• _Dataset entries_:
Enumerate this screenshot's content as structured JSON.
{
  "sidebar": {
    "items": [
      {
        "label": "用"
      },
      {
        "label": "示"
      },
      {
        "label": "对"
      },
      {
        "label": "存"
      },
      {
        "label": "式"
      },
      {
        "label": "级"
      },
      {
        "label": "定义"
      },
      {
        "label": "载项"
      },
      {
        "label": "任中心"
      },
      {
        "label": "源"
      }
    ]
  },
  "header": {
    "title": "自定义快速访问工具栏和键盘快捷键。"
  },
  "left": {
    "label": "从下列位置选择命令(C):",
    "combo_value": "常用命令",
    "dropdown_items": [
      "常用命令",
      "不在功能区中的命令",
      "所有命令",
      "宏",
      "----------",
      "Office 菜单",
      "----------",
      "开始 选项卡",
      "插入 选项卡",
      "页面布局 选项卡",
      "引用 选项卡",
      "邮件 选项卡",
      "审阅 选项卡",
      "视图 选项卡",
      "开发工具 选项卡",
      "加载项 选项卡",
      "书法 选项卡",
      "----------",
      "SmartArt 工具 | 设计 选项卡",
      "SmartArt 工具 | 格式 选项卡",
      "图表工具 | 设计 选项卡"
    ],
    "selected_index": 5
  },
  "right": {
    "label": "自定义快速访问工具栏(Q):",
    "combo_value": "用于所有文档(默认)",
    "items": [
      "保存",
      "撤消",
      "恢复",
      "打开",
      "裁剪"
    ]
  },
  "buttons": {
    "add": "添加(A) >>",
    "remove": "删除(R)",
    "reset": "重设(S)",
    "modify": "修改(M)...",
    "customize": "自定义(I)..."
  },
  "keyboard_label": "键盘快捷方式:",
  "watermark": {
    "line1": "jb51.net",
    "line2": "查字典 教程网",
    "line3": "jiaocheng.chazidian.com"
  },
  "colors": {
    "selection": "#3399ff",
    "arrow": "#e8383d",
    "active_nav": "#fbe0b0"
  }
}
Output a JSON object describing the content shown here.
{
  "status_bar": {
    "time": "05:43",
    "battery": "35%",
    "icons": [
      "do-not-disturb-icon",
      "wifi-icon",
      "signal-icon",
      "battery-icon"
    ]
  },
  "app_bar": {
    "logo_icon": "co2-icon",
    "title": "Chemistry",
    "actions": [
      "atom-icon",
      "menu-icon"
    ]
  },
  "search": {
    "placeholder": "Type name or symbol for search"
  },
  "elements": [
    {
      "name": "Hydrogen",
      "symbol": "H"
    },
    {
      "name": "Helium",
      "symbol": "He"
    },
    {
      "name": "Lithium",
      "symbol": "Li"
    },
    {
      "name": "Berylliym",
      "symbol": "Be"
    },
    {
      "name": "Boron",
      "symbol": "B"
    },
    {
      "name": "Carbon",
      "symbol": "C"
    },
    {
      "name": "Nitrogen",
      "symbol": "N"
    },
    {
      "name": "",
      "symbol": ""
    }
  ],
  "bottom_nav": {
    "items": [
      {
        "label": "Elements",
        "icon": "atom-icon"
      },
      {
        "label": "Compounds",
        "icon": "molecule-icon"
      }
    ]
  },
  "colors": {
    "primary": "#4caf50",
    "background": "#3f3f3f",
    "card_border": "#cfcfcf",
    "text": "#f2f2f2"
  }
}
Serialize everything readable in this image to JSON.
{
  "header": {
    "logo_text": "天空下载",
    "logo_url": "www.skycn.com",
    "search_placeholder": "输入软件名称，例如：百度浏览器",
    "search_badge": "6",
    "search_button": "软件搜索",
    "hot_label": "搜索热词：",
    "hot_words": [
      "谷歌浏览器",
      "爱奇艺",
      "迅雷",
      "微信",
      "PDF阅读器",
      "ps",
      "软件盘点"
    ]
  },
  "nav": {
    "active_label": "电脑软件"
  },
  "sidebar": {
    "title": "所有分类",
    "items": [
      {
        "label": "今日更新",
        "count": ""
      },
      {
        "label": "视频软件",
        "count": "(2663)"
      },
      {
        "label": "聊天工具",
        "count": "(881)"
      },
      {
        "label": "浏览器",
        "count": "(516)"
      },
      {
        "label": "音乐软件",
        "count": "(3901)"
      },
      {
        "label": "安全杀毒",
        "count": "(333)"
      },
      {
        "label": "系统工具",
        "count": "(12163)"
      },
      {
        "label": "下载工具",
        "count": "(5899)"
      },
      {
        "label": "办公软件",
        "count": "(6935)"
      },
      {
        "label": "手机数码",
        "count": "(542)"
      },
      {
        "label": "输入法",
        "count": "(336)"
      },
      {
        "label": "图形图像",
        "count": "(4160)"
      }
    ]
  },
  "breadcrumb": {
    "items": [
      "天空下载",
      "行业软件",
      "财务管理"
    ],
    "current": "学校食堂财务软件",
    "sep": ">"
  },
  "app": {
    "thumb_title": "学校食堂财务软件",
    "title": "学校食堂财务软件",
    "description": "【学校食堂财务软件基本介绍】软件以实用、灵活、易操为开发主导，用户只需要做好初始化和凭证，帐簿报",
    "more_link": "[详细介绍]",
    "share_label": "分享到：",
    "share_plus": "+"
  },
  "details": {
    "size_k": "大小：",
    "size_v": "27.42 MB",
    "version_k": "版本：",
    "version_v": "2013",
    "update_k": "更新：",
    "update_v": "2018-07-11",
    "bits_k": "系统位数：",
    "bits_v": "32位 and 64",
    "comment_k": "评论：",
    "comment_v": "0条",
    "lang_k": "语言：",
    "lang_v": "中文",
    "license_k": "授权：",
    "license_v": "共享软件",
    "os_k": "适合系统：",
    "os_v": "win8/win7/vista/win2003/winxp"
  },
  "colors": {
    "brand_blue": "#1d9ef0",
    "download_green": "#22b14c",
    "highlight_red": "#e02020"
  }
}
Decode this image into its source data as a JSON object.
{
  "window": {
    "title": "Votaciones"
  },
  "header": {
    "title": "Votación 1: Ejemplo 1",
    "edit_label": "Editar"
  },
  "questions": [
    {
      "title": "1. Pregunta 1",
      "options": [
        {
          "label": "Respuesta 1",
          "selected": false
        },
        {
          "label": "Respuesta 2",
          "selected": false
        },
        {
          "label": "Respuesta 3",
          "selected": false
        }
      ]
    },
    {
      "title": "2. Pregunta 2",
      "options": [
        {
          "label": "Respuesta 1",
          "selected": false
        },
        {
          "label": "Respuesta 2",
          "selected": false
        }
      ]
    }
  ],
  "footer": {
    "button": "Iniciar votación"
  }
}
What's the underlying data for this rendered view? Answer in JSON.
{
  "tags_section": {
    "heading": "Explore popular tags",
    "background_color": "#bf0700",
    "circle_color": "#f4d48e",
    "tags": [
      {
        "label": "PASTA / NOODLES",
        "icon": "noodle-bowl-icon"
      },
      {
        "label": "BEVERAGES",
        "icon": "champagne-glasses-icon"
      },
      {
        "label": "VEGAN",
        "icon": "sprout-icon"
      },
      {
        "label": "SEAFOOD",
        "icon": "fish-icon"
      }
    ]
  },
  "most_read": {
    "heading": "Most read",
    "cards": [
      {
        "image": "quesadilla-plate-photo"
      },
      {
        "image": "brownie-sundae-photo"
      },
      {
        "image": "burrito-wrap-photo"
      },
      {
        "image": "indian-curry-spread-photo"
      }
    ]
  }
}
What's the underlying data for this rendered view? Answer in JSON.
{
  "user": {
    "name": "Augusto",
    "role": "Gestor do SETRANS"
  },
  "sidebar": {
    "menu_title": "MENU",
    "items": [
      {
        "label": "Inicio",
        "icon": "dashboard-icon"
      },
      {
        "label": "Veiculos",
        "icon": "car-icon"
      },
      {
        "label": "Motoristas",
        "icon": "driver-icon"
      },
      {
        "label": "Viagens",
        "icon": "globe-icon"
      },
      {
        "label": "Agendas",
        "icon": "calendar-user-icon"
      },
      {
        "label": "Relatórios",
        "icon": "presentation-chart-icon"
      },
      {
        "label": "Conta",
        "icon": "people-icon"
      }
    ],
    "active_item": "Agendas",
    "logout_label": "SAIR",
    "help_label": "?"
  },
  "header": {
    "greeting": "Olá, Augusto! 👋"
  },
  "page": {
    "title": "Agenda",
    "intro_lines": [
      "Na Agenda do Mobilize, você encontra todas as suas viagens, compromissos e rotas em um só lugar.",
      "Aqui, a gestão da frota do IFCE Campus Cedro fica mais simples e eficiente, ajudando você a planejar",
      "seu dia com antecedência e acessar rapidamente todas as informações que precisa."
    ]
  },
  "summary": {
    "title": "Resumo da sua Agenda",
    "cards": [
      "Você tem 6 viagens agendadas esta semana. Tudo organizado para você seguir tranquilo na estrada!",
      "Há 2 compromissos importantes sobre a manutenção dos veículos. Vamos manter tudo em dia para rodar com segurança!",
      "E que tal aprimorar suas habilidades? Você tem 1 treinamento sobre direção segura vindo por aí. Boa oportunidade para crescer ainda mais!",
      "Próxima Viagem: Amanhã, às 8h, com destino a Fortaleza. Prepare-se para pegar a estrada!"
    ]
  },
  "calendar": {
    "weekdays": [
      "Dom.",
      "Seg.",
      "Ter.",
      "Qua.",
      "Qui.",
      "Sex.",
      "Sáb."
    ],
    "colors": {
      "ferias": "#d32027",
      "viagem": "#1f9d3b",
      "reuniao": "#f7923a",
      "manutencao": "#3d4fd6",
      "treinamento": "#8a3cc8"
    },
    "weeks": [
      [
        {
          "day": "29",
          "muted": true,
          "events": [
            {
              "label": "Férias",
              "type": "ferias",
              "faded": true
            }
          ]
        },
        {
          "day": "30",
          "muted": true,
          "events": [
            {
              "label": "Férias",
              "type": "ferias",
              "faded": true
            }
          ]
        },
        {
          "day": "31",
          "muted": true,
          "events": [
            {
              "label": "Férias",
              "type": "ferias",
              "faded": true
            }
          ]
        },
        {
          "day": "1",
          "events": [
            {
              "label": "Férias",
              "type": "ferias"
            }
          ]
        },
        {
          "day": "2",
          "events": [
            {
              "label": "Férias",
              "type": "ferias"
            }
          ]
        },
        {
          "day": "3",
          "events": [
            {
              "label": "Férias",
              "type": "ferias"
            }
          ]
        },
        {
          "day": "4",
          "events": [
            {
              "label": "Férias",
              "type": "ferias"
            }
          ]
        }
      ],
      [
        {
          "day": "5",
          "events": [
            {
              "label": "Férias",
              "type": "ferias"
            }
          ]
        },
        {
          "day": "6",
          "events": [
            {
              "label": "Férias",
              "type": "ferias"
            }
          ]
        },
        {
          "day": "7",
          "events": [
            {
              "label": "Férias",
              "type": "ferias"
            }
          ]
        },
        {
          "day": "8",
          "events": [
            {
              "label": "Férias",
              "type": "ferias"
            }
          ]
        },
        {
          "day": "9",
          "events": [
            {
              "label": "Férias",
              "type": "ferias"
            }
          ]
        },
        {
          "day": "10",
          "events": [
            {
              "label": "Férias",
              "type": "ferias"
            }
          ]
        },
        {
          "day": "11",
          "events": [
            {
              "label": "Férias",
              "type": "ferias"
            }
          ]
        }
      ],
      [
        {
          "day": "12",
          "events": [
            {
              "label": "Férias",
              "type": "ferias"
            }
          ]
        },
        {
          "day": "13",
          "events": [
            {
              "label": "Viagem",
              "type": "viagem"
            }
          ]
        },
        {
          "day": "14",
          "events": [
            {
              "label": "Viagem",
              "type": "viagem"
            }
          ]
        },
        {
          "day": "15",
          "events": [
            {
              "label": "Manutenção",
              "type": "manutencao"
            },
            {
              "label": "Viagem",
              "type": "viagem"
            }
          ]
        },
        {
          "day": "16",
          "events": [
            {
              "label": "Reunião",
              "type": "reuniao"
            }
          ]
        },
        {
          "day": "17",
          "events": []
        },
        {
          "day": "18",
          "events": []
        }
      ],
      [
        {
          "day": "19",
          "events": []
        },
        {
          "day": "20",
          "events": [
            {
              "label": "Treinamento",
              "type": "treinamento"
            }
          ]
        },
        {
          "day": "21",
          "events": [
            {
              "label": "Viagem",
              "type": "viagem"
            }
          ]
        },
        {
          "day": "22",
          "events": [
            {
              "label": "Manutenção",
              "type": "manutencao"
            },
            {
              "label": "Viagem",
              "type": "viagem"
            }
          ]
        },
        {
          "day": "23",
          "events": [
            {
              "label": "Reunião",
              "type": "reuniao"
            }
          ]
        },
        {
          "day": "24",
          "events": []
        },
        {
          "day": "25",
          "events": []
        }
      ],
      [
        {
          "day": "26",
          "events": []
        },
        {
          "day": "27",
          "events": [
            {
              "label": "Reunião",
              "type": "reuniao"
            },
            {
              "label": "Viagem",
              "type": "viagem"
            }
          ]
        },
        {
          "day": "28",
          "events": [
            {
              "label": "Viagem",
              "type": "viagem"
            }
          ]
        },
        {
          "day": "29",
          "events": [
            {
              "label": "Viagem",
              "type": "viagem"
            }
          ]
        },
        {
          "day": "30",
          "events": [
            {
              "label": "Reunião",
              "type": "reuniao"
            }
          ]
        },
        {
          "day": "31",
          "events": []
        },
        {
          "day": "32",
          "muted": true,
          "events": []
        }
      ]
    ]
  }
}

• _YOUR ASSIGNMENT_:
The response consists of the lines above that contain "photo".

• _REPLY_:
        "image": "quesadilla-plate-photo"
        "image": "brownie-sundae-photo"
        "image": "burrito-wrap-photo"
        "image": "indian-curry-spread-photo"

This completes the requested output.